**What the task asks:** Every entry gets copied exactly. No images go into the copy.

Interface dataset entries:
↓

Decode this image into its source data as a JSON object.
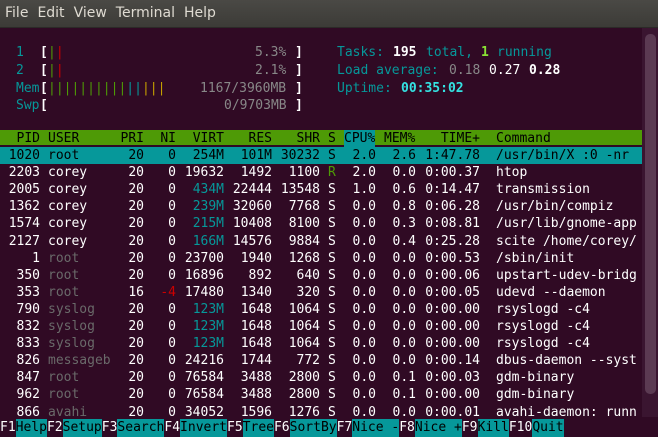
{
  "menubar": {
    "items": [
      "File",
      "Edit",
      "View",
      "Terminal",
      "Help"
    ]
  },
  "meters": {
    "cpu1": {
      "label": "1",
      "percent": "5.3%",
      "bar": "||"
    },
    "cpu2": {
      "label": "2",
      "percent": "2.1%",
      "bar": "||"
    },
    "mem": {
      "label": "Mem",
      "value": "1167/3960MB",
      "bar": "||||||||||||||"
    },
    "swp": {
      "label": "Swp",
      "value": "0/9703MB",
      "bar": ""
    }
  },
  "summary": {
    "tasks_label": "Tasks:",
    "tasks_total": "195",
    "tasks_total_suffix": "total,",
    "tasks_running": "1",
    "tasks_running_suffix": "running",
    "load_label": "Load average:",
    "load_1": "0.18",
    "load_5": "0.27",
    "load_15": "0.28",
    "uptime_label": "Uptime:",
    "uptime_value": "00:35:02"
  },
  "columns": [
    "PID",
    "USER",
    "PRI",
    "NI",
    "VIRT",
    "RES",
    "SHR",
    "S",
    "CPU%",
    "MEM%",
    "TIME+",
    "Command"
  ],
  "processes": [
    {
      "pid": "1020",
      "user": "root",
      "pri": "20",
      "ni": "0",
      "virt": "254M",
      "res": "101M",
      "shr": "30232",
      "s": "S",
      "cpu": "2.0",
      "mem": "2.6",
      "time": "1:47.78",
      "cmd": "/usr/bin/X :0 -nr"
    },
    {
      "pid": "2203",
      "user": "corey",
      "pri": "20",
      "ni": "0",
      "virt": "19632",
      "res": "1492",
      "shr": "1100",
      "s": "R",
      "cpu": "2.0",
      "mem": "0.0",
      "time": "0:00.37",
      "cmd": "htop"
    },
    {
      "pid": "2005",
      "user": "corey",
      "pri": "20",
      "ni": "0",
      "virt": "434M",
      "res": "22444",
      "shr": "13548",
      "s": "S",
      "cpu": "1.0",
      "mem": "0.6",
      "time": "0:14.47",
      "cmd": "transmission"
    },
    {
      "pid": "1362",
      "user": "corey",
      "pri": "20",
      "ni": "0",
      "virt": "239M",
      "res": "32060",
      "shr": "7768",
      "s": "S",
      "cpu": "0.0",
      "mem": "0.8",
      "time": "0:06.28",
      "cmd": "/usr/bin/compiz"
    },
    {
      "pid": "1574",
      "user": "corey",
      "pri": "20",
      "ni": "0",
      "virt": "215M",
      "res": "10408",
      "shr": "8100",
      "s": "S",
      "cpu": "0.0",
      "mem": "0.3",
      "time": "0:08.81",
      "cmd": "/usr/lib/gnome-app"
    },
    {
      "pid": "2127",
      "user": "corey",
      "pri": "20",
      "ni": "0",
      "virt": "166M",
      "res": "14576",
      "shr": "9884",
      "s": "S",
      "cpu": "0.0",
      "mem": "0.4",
      "time": "0:25.28",
      "cmd": "scite /home/corey/"
    },
    {
      "pid": "1",
      "user": "root",
      "pri": "20",
      "ni": "0",
      "virt": "23700",
      "res": "1940",
      "shr": "1268",
      "s": "S",
      "cpu": "0.0",
      "mem": "0.0",
      "time": "0:00.53",
      "cmd": "/sbin/init"
    },
    {
      "pid": "350",
      "user": "root",
      "pri": "20",
      "ni": "0",
      "virt": "16896",
      "res": "892",
      "shr": "640",
      "s": "S",
      "cpu": "0.0",
      "mem": "0.0",
      "time": "0:00.06",
      "cmd": "upstart-udev-bridg"
    },
    {
      "pid": "353",
      "user": "root",
      "pri": "16",
      "ni": "-4",
      "virt": "17480",
      "res": "1340",
      "shr": "320",
      "s": "S",
      "cpu": "0.0",
      "mem": "0.0",
      "time": "0:00.05",
      "cmd": "udevd --daemon"
    },
    {
      "pid": "790",
      "user": "syslog",
      "pri": "20",
      "ni": "0",
      "virt": "123M",
      "res": "1648",
      "shr": "1064",
      "s": "S",
      "cpu": "0.0",
      "mem": "0.0",
      "time": "0:00.00",
      "cmd": "rsyslogd -c4"
    },
    {
      "pid": "832",
      "user": "syslog",
      "pri": "20",
      "ni": "0",
      "virt": "123M",
      "res": "1648",
      "shr": "1064",
      "s": "S",
      "cpu": "0.0",
      "mem": "0.0",
      "time": "0:00.00",
      "cmd": "rsyslogd -c4"
    },
    {
      "pid": "833",
      "user": "syslog",
      "pri": "20",
      "ni": "0",
      "virt": "123M",
      "res": "1648",
      "shr": "1064",
      "s": "S",
      "cpu": "0.0",
      "mem": "0.0",
      "time": "0:00.00",
      "cmd": "rsyslogd -c4"
    },
    {
      "pid": "826",
      "user": "messageb",
      "pri": "20",
      "ni": "0",
      "virt": "24216",
      "res": "1744",
      "shr": "772",
      "s": "S",
      "cpu": "0.0",
      "mem": "0.0",
      "time": "0:00.14",
      "cmd": "dbus-daemon --syst"
    },
    {
      "pid": "847",
      "user": "root",
      "pri": "20",
      "ni": "0",
      "virt": "76584",
      "res": "3488",
      "shr": "2800",
      "s": "S",
      "cpu": "0.0",
      "mem": "0.1",
      "time": "0:00.03",
      "cmd": "gdm-binary"
    },
    {
      "pid": "962",
      "user": "root",
      "pri": "20",
      "ni": "0",
      "virt": "76584",
      "res": "3488",
      "shr": "2800",
      "s": "S",
      "cpu": "0.0",
      "mem": "0.1",
      "time": "0:00.00",
      "cmd": "gdm-binary"
    },
    {
      "pid": "866",
      "user": "avahi",
      "pri": "20",
      "ni": "0",
      "virt": "34052",
      "res": "1596",
      "shr": "1276",
      "s": "S",
      "cpu": "0.0",
      "mem": "0.0",
      "time": "0:00.01",
      "cmd": "avahi-daemon: runn"
    }
  ],
  "function_keys": [
    {
      "key": "F1",
      "label": "Help  "
    },
    {
      "key": "F2",
      "label": "Setup "
    },
    {
      "key": "F3",
      "label": "Search"
    },
    {
      "key": "F4",
      "label": "Invert"
    },
    {
      "key": "F5",
      "label": "Tree  "
    },
    {
      "key": "F6",
      "label": "SortBy"
    },
    {
      "key": "F7",
      "label": "Nice -"
    },
    {
      "key": "F8",
      "label": "Nice +"
    },
    {
      "key": "F9",
      "label": "Kill  "
    },
    {
      "key": "F10",
      "label": "Quit"
    }
  ],
  "colors": {
    "background": "#300a24",
    "header_bar": "#4e9a06",
    "selection": "#06989a"
  }
}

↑

**Exercise output:**
Decode this image into its source data as a JSON object.
{
  "menubar": {
    "items": [
      "File",
      "Edit",
      "View",
      "Terminal",
      "Help"
    ]
  },
  "meters": {
    "cpu1": {
      "label": "1",
      "percent": "5.3%",
      "bar": "||"
    },
    "cpu2": {
      "label": "2",
      "percent": "2.1%",
      "bar": "||"
    },
    "mem": {
      "label": "Mem",
      "value": "1167/3960MB",
      "bar": "||||||||||||||"
    },
    "swp": {
      "label": "Swp",
      "value": "0/9703MB",
      "bar": ""
    }
  },
  "summary": {
    "tasks_label": "Tasks:",
    "tasks_total": "195",
    "tasks_total_suffix": "total,",
    "tasks_running": "1",
    "tasks_running_suffix": "running",
    "load_label": "Load average:",
    "load_1": "0.18",
    "load_5": "0.27",
    "load_15": "0.28",
    "uptime_label": "Uptime:",
    "uptime_value": "00:35:02"
  },
  "columns": [
    "PID",
    "USER",
    "PRI",
    "NI",
    "VIRT",
    "RES",
    "SHR",
    "S",
    "CPU%",
    "MEM%",
    "TIME+",
    "Command"
  ],
  "processes": [
    {
      "pid": "1020",
      "user": "root",
      "pri": "20",
      "ni": "0",
      "virt": "254M",
      "res": "101M",
      "shr": "30232",
      "s": "S",
      "cpu": "2.0",
      "mem": "2.6",
      "time": "1:47.78",
      "cmd": "/usr/bin/X :0 -nr"
    },
    {
      "pid": "2203",
      "user": "corey",
      "pri": "20",
      "ni": "0",
      "virt": "19632",
      "res": "1492",
      "shr": "1100",
      "s": "R",
      "cpu": "2.0",
      "mem": "0.0",
      "time": "0:00.37",
      "cmd": "htop"
    },
    {
      "pid": "2005",
      "user": "corey",
      "pri": "20",
      "ni": "0",
      "virt": "434M",
      "res": "22444",
      "shr": "13548",
      "s": "S",
      "cpu": "1.0",
      "mem": "0.6",
      "time": "0:14.47",
      "cmd": "transmission"
    },
    {
      "pid": "1362",
      "user": "corey",
      "pri": "20",
      "ni": "0",
      "virt": "239M",
      "res": "32060",
      "shr": "7768",
      "s": "S",
      "cpu": "0.0",
      "mem": "0.8",
      "time": "0:06.28",
      "cmd": "/usr/bin/compiz"
    },
    {
      "pid": "1574",
      "user": "corey",
      "pri": "20",
      "ni": "0",
      "virt": "215M",
      "res": "10408",
      "shr": "8100",
      "s": "S",
      "cpu": "0.0",
      "mem": "0.3",
      "time": "0:08.81",
      "cmd": "/usr/lib/gnome-app"
    },
    {
      "pid": "2127",
      "user": "corey",
      "pri": "20",
      "ni": "0",
      "virt": "166M",
      "res": "14576",
      "shr": "9884",
      "s": "S",
      "cpu": "0.0",
      "mem": "0.4",
      "time": "0:25.28",
      "cmd": "scite /home/corey/"
    },
    {
      "pid": "1",
      "user": "root",
      "pri": "20",
      "ni": "0",
      "virt": "23700",
      "res": "1940",
      "shr": "1268",
      "s": "S",
      "cpu": "0.0",
      "mem": "0.0",
      "time": "0:00.53",
      "cmd": "/sbin/init"
    },
    {
      "pid": "350",
      "user": "root",
      "pri": "20",
      "ni": "0",
      "virt": "16896",
      "res": "892",
      "shr": "640",
      "s": "S",
      "cpu": "0.0",
      "mem": "0.0",
      "time": "0:00.06",
      "cmd": "upstart-udev-bridg"
    },
    {
      "pid": "353",
      "user": "root",
      "pri": "16",
      "ni": "-4",
      "virt": "17480",
      "res": "1340",
      "shr": "320",
      "s": "S",
      "cpu": "0.0",
      "mem": "0.0",
      "time": "0:00.05",
      "cmd": "udevd --daemon"
    },
    {
      "pid": "790",
      "user": "syslog",
      "pri": "20",
      "ni": "0",
      "virt": "123M",
      "res": "1648",
      "shr": "1064",
      "s": "S",
      "cpu": "0.0",
      "mem": "0.0",
      "time": "0:00.00",
      "cmd": "rsyslogd -c4"
    },
    {
      "pid": "832",
      "user": "syslog",
      "pri": "20",
      "ni": "0",
      "virt": "123M",
      "res": "1648",
      "shr": "1064",
      "s": "S",
      "cpu": "0.0",
      "mem": "0.0",
      "time": "0:00.00",
      "cmd": "rsyslogd -c4"
    },
    {
      "pid": "833",
      "user": "syslog",
      "pri": "20",
      "ni": "0",
      "virt": "123M",
      "res": "1648",
      "shr": "1064",
      "s": "S",
      "cpu": "0.0",
      "mem": "0.0",
      "time": "0:00.00",
      "cmd": "rsyslogd -c4"
    },
    {
      "pid": "826",
      "user": "messageb",
      "pri": "20",
      "ni": "0",
      "virt": "24216",
      "res": "1744",
      "shr": "772",
      "s": "S",
      "cpu": "0.0",
      "mem": "0.0",
      "time": "0:00.14",
      "cmd": "dbus-daemon --syst"
    },
    {
      "pid": "847",
      "user": "root",
      "pri": "20",
      "ni": "0",
      "virt": "76584",
      "res": "3488",
      "shr": "2800",
      "s": "S",
      "cpu": "0.0",
      "mem": "0.1",
      "time": "0:00.03",
      "cmd": "gdm-binary"
    },
    {
      "pid": "962",
      "user": "root",
      "pri": "20",
      "ni": "0",
      "virt": "76584",
      "res": "3488",
      "shr": "2800",
      "s": "S",
      "cpu": "0.0",
      "mem": "0.1",
      "time": "0:00.00",
      "cmd": "gdm-binary"
    },
    {
      "pid": "866",
      "user": "avahi",
      "pri": "20",
      "ni": "0",
      "virt": "34052",
      "res": "1596",
      "shr": "1276",
      "s": "S",
      "cpu": "0.0",
      "mem": "0.0",
      "time": "0:00.01",
      "cmd": "avahi-daemon: runn"
    }
  ],
  "function_keys": [
    {
      "key": "F1",
      "label": "Help  "
    },
    {
      "key": "F2",
      "label": "Setup "
    },
    {
      "key": "F3",
      "label": "Search"
    },
    {
      "key": "F4",
      "label": "Invert"
    },
    {
      "key": "F5",
      "label": "Tree  "
    },
    {
      "key": "F6",
      "label": "SortBy"
    },
    {
      "key": "F7",
      "label": "Nice -"
    },
    {
      "key": "F8",
      "label": "Nice +"
    },
    {
      "key": "F9",
      "label": "Kill  "
    },
    {
      "key": "F10",
      "label": "Quit"
    }
  ],
  "colors": {
    "background": "#300a24",
    "header_bar": "#4e9a06",
    "selection": "#06989a"
  }
}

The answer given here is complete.